The MHRI Germplasm collection and MHRI Alternative Variety Trial block continue to play a vital role in WAVIA's ability to supply material to the industry of these emerging varieties and clones. Source blocks were able to be used to supply some material. Colleen Gillespie did a great job of collecting, packing and dispatching all the material for the orders. Interstate customers were again important, and the new ordering process for interstate customers made this more efficient. Thanks to Jock Riddell for his assistance with the shipment of WAVIA interstate orders.

Source Blocks continue to be important sources of propagation material, and WAVIA is keen to continue to work with growers to develop new source blocks. If you are planting new clones or varieties, and are interested in planting a source block to help generate some revenue, please discuss this with a WAVIA representative.

The Harvey Agricultural College at Wokalup is a very important resource, and a significant amount of work has been in progress this season reviewing the collection, virus testing parts of the collection, and putting in place procedures to ensure high-quality propagation material can continue to be collected from the site. The WA Grape Germplasm Collection and Alternative Variety Block at the MHRI continues to be well managed by the staff at DPIRD with help from WAVIA.

Research and development continue to be an important activity of the association, and we are pleased to report on some projects promoting vine improvement. The Alternative Variety Block at the Harvey Agricultural College at Wokalup continues to be an important resource as a source of propagation material, a site for grape growers and winemakers to view the varieties with Richard Fennessy hosting a field day on January 30th for interested parties, and a source of grapes for trial wines. Richard made 22 wines from the block in 2018 and entered these into the Geographe Wine Show with excellent results and feedback, winning gold medals for Lagrain, Scheurebe, Arneis and Harslevelu.

A forum organised by DPIRD on clones was held in Margaret River in June and was well attended. Clones of Chardonnay, Tempranillo, Cabernet Sauvignon, Shiraz and Merlot were discussed and tasted. A publication A Review of five wine grape variety clones in WA, is available from both the DRIPD and WAVIA websites.

An alternative variety forum hosted by DPIRD was conducted to explore trends, opportunities and barriers concerning alternative varieties in the Australian market place. This forum included gatekeepers crucial to the success and adoption of alternative varieties in the marketplace such as vignerons, winemakers, distributors, sales representatives, retailers, sommeliers and restaurateurs.

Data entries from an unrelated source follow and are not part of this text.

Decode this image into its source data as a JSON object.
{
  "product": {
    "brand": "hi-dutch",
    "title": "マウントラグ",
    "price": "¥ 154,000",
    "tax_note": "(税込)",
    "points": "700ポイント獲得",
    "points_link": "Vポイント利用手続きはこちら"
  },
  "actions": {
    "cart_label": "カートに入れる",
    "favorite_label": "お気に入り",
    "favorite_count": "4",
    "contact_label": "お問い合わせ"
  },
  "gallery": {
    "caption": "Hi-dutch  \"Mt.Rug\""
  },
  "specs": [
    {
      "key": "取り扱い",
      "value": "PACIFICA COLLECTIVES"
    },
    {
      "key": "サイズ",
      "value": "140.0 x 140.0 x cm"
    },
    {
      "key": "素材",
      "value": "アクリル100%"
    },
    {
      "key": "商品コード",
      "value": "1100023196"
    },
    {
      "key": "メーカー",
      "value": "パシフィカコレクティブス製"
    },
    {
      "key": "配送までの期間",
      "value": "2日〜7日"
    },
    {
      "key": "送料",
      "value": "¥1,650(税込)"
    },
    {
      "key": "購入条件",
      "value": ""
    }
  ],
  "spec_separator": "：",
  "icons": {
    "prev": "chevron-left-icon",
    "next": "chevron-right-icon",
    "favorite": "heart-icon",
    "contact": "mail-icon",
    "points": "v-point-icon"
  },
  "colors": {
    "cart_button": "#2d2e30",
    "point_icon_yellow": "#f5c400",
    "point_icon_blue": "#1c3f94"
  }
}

The wine and grape industries look to have a positive outlook, and WAVIA is keen to help by providing high quality true to type propagation material of new clones and varieties. As I have said before, I see this as the most proactive step producers can use to improve yield, quality and profitability, and to keep Western Australia producing better wine than our competitors. WAVIA continues to work with industry to import new and improved varieties and clones, you can submit an expression of interest to have new material imported into WA by contacting Richard Fennessy.